Ordinarily, if your employees spend their time playing games on the job, it might signal a worrying lack of productivity and engagement. But new game theories and behavioral psychology suggest that games in the workplace could be the key to promoting deeper engagement and productivity.
Whether it’s trusty favorites such as Solitaire and Minesweeper or new crazes like Candy Crush, games can be dangerously addictive. According to the Entertainment Software Association, 42 percent of Americans play video games for at least three hours per week.
But it’s not just about recreation. We’re increasingly using games to motivate ourselves personally and professionally. Every time we earn recommendations on LinkedIn, collect badges for being a helpful contributor to online discussions, or use a fitness app to track our activity levels and compare them to our peers, we’re using gamification to improve our lives.
Gamification is simply the application of game principles to make ordinary, nongame activities more fun and engaging. These principles include simple, recognizable cues to guide action, instant feedback for actions taken, a ranking system to mark progress, and a clear path to continued achievement.

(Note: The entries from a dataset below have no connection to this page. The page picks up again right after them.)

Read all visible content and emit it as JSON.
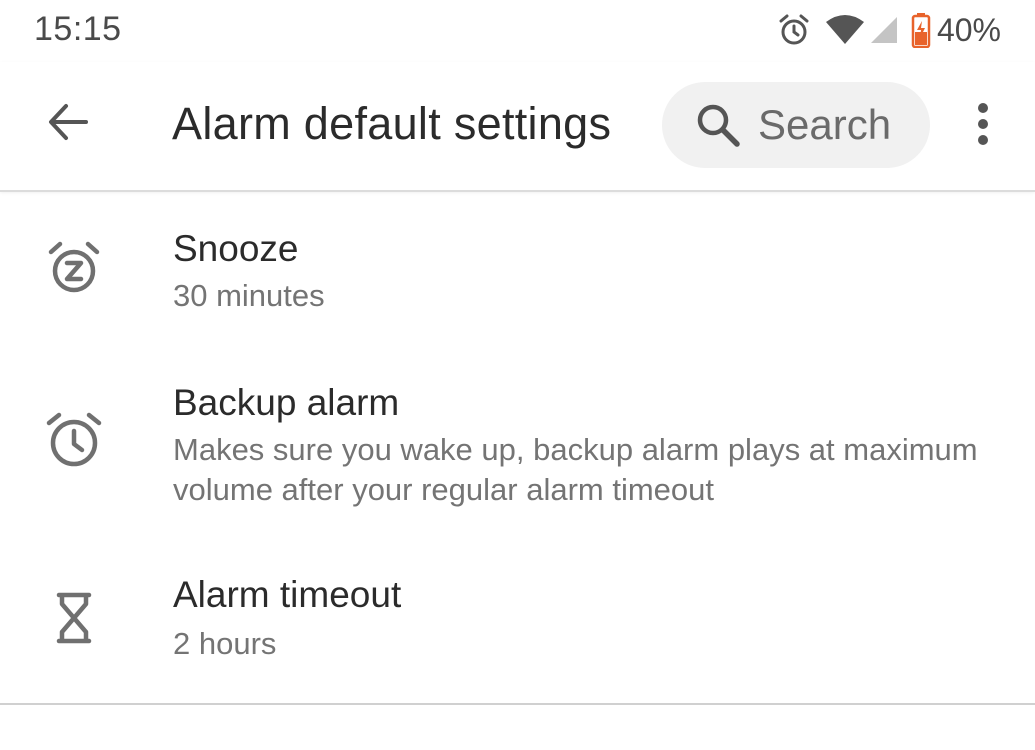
{
  "status_bar": {
    "time": "15:15",
    "battery_percent": "40%",
    "icons": [
      "alarm-icon",
      "wifi-icon",
      "cell-signal-icon",
      "battery-charging-icon"
    ],
    "battery_color": "#e8632b"
  },
  "app_bar": {
    "back_icon": "arrow-back-icon",
    "title": "Alarm default settings",
    "search_label": "Search",
    "search_icon": "search-icon",
    "more_icon": "more-vertical-icon"
  },
  "settings": [
    {
      "icon": "snooze-icon",
      "title": "Snooze",
      "summary": "30 minutes"
    },
    {
      "icon": "alarm-clock-icon",
      "title": "Backup alarm",
      "summary": "Makes sure you wake up, backup alarm plays at maximum volume after your regular alarm timeout"
    },
    {
      "icon": "hourglass-icon",
      "title": "Alarm timeout",
      "summary": "2 hours"
    }
  ],
  "colors": {
    "text_primary": "#2b2b2b",
    "text_secondary": "#747474",
    "icon_gray": "#707070",
    "search_bg": "#f1f1f1"
  }
}
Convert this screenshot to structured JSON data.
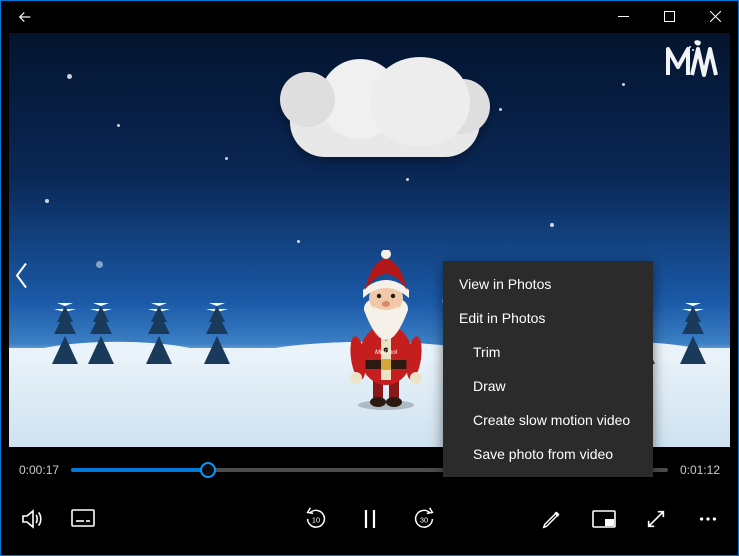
{
  "playback": {
    "current_time": "0:00:17",
    "total_time": "0:01:12",
    "progress_pct": 23
  },
  "skip": {
    "back_seconds": "10",
    "forward_seconds": "30"
  },
  "menu": {
    "view_in_photos": "View in Photos",
    "edit_in_photos": "Edit in Photos",
    "sub": {
      "trim": "Trim",
      "draw": "Draw",
      "slowmo": "Create slow motion video",
      "save_photo": "Save photo from video"
    }
  },
  "video_content": {
    "character_label": "MiniTool",
    "theme": "santa-winter-night"
  },
  "icons": {
    "back": "back-arrow",
    "minimize": "minimize",
    "maximize": "maximize",
    "close": "close",
    "prev": "chevron-left",
    "volume": "volume",
    "subtitles": "subtitles",
    "skip_back": "skip-back-10",
    "pause": "pause",
    "skip_fwd": "skip-fwd-30",
    "edit": "pencil",
    "mini": "mini-view",
    "fullscreen": "fullscreen",
    "more": "ellipsis"
  }
}
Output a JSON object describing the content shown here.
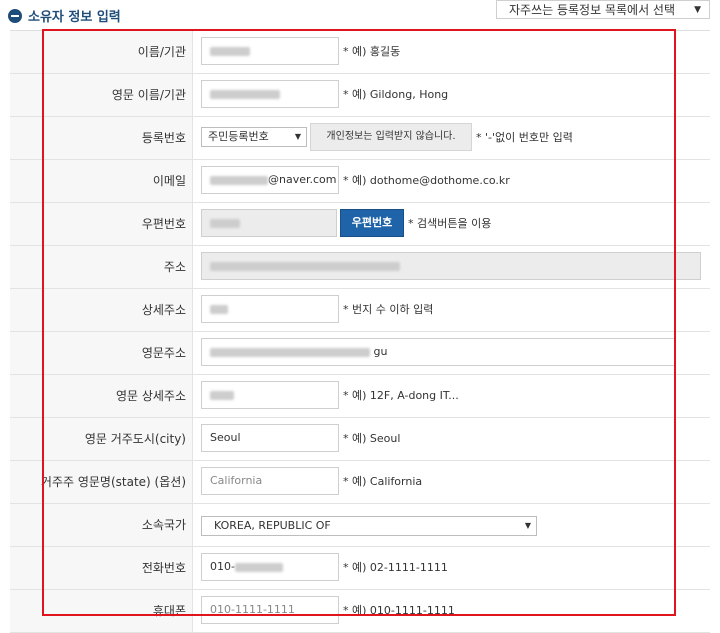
{
  "header": {
    "title": "소유자 정보 입력",
    "preset_select": "자주쓰는 등록정보 목록에서 선택"
  },
  "rows": {
    "name": {
      "label": "이름/기관",
      "hint": "* 예) 홍길동"
    },
    "eng_name": {
      "label": "영문 이름/기관",
      "hint": "* 예) Gildong, Hong"
    },
    "reg_no": {
      "label": "등록번호",
      "select": "주민등록번호",
      "note": "개인정보는 입력받지 않습니다.",
      "hint": "* '-'없이 번호만 입력"
    },
    "email": {
      "label": "이메일",
      "value_suffix": "@naver.com",
      "hint": "* 예) dothome@dothome.co.kr"
    },
    "zip": {
      "label": "우편번호",
      "button": "우편번호",
      "hint": "* 검색버튼을 이용"
    },
    "address": {
      "label": "주소"
    },
    "detail_address": {
      "label": "상세주소",
      "hint": "* 번지 수 이하 입력"
    },
    "eng_address": {
      "label": "영문주소",
      "value_suffix": "gu"
    },
    "eng_detail_address": {
      "label": "영문 상세주소",
      "hint": "* 예) 12F, A-dong IT..."
    },
    "eng_city": {
      "label": "영문 거주도시(city)",
      "value": "Seoul",
      "hint": "* 예) Seoul"
    },
    "state": {
      "label": "거주주 영문명(state) (옵션)",
      "placeholder": "California",
      "hint": "* 예) California"
    },
    "country": {
      "label": "소속국가",
      "select": "KOREA, REPUBLIC OF"
    },
    "phone": {
      "label": "전화번호",
      "value_prefix": "010-",
      "hint": "* 예) 02-1111-1111"
    },
    "mobile": {
      "label": "휴대폰",
      "placeholder": "010-1111-1111",
      "hint": "* 예) 010-1111-1111"
    }
  },
  "colors": {
    "accent": "#1f4d7a",
    "button": "#1f63a8",
    "highlight": "#e0141e"
  }
}
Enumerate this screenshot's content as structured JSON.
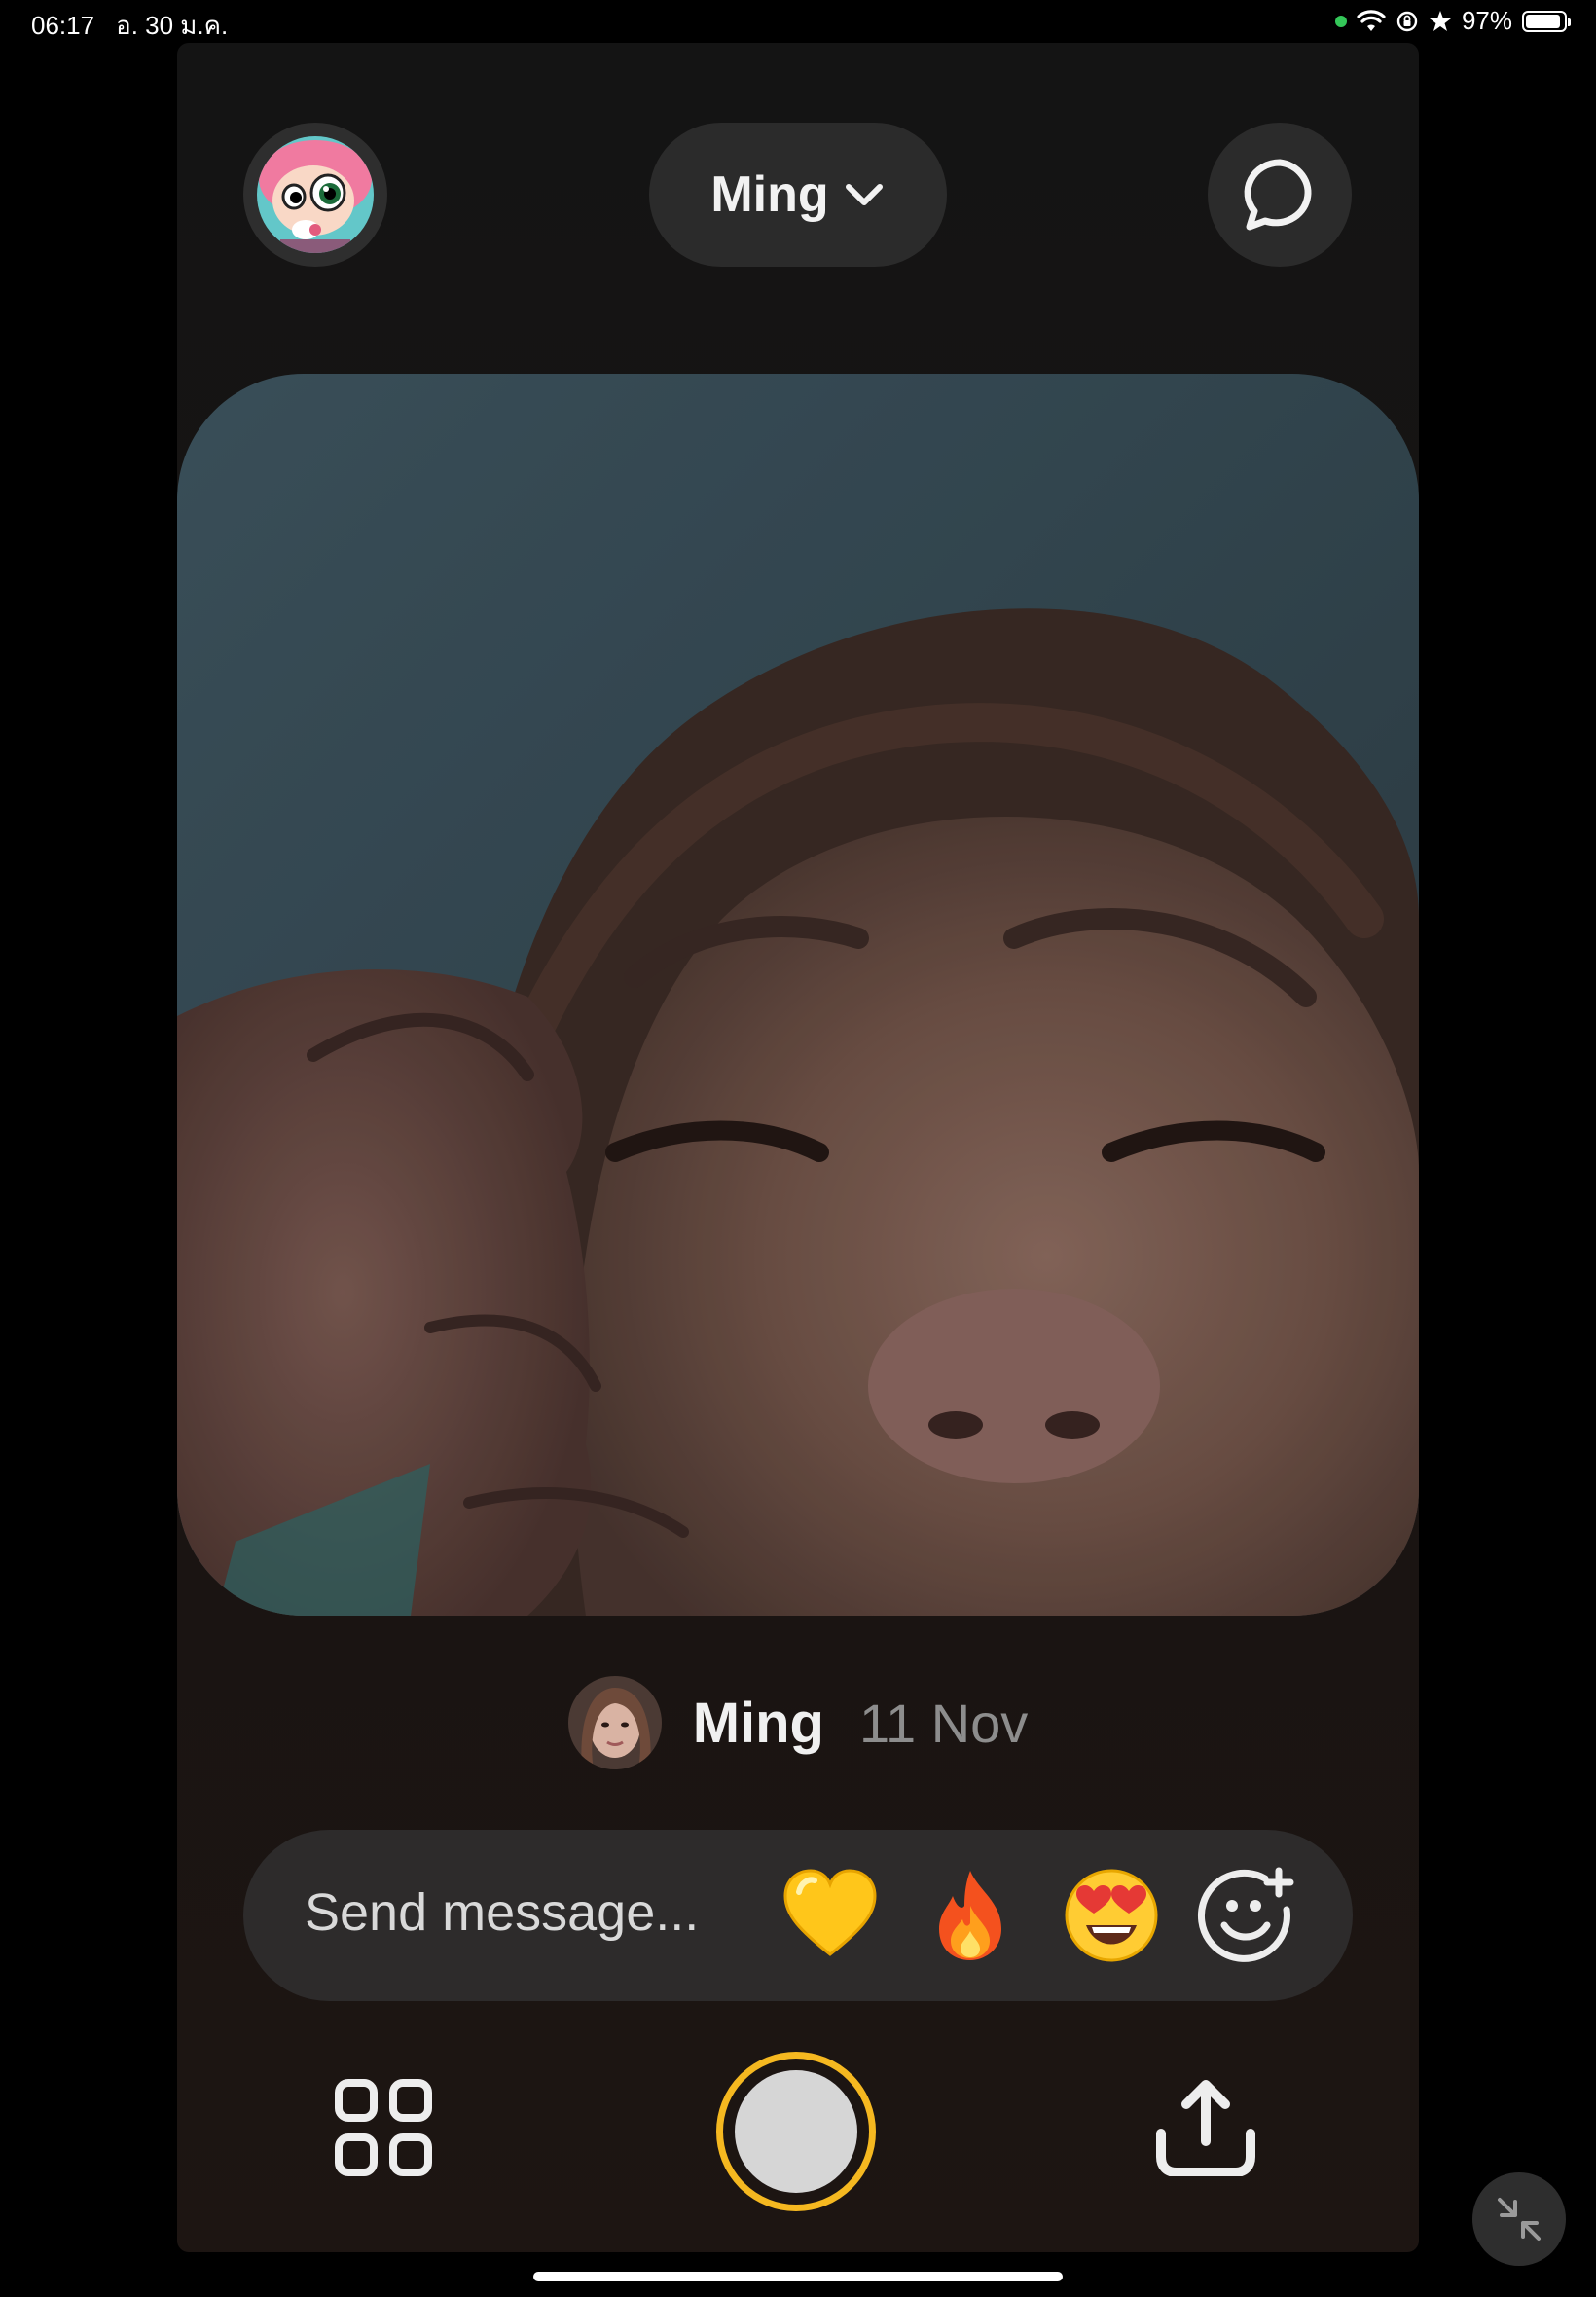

For example, on LinkedIn, we’re encouraged to progress through the ranks of beginner, intermediate, advanced, expert, and all-star by responding to cues that encourage us to perform certain desired actions. These include adding more connections to our professional network, joining professional groups, and giving and receiving recommendations and endorsements. The more we participate and interact, the higher we rise in the ranks, and the more positive reinforcement we receive.
Why gamify HR?
Gamification directly supports some of HR’s biggest goals: engagement, productivity, and knowledge retention.
According to a survey of 530 workers by Badgeville, a business gamification company, productivity is the top benefit of gamification: workplace productivity levels increased for 90 percent of workers who used gamification. Engagement is also a key benefit, with 30 percent of workers reporting an increased desire to be at work and engaged when gamification was part of their job.
Gamification’s impact on knowledge retention is also impressive: a study by Indiana University showed that 45 percent of knowledge was still retained six weeks after gamified training, compared to just 4 percent after conventional training.
Gamification as an HR discipline is still in its infancy, but it’s already being used by organizations in a range of industries to impact a wide array KPIs:
Improving user adoption
Entrepreneur recently covered an interesting use of gamification by Lawley Insurance, an insurance and risk management company. Having invested in a costly CRM, the organization had difficulty motivating employees to perform the required data-entry tasks. The company decided to gamify the process using a program called LevelEleven to set performance levels and enable employees to track their progress and earn rewards. Within weeks, the new approach dramatically increased the level of activity on the CRM where months of non-gamified engagement failed to move the dial.
A Bloomberg article cited the example of Oracle, whose health sciences division used gamification to address unacceptably slow rates of data entry among clinical trial researchers. By enabling researchers to track their own data-entry activities, compete with their peers, and earn a chance to be recognized for superior performance, the division can add some interest and excitement to a dull but necessary part of the job and motivate employees to be more productive.
In Hungary, PwC launched Multipoly, a tool in which people can go through an entirely virtual recruitment process, including application, interview, and internship. Players have a chance to win prizes such as iPads or Macbook as well as career-building opportunities such as an in-person meeting with a PwC executive. According to a Forbes article, gamifying the recruitment process significantly boosted the time job candidates spent on the site, increased the candidate pool by 190 percent, and increased users’ interest in learning more about working at PwC by 78 percent. Players also transitioned more easily into the real-world jobs with the company after absorbing so much of the company culture from the game.
Supporting continuous learning
HBR wrote about how Deloitte used gamification to transform learning from a worthwhile but low-priority chore into an addictive activity. The organization created a Leadership Academy that uses missions, badges, and leaderboards to entice employees to acquire the skills that are most important to the company. Booz Allen has created a similar product to encourage employees to improve their data science proficiency by going on an intergalactic mission that presents increasingly advanced, scenario-based challenges.
Let the games begin
While gamification as a productivity and engagement tool is still a new area for most HR professionals, early results suggest that it has significant potential. Ultimately, the mechanisms that make games so enduringly popular are the same principles that make for a better workplace: a clear path to achievement, regular milestones to mark progress, and continual feedback to acknowledge positive actions and provide encouragement. As sophisticated gamification technologies continue to evolve and become more accessible to every organization through solutions such as Work.com, Axonify, Badgeville, Bunchball, and many others, they will become an increasingly important part of HR’s core strategies.
Explore more engagement strategies by reading about:
How self-assessments can be turned into powerful engagement tools
The leadership competencies that help your leaders support employee engagement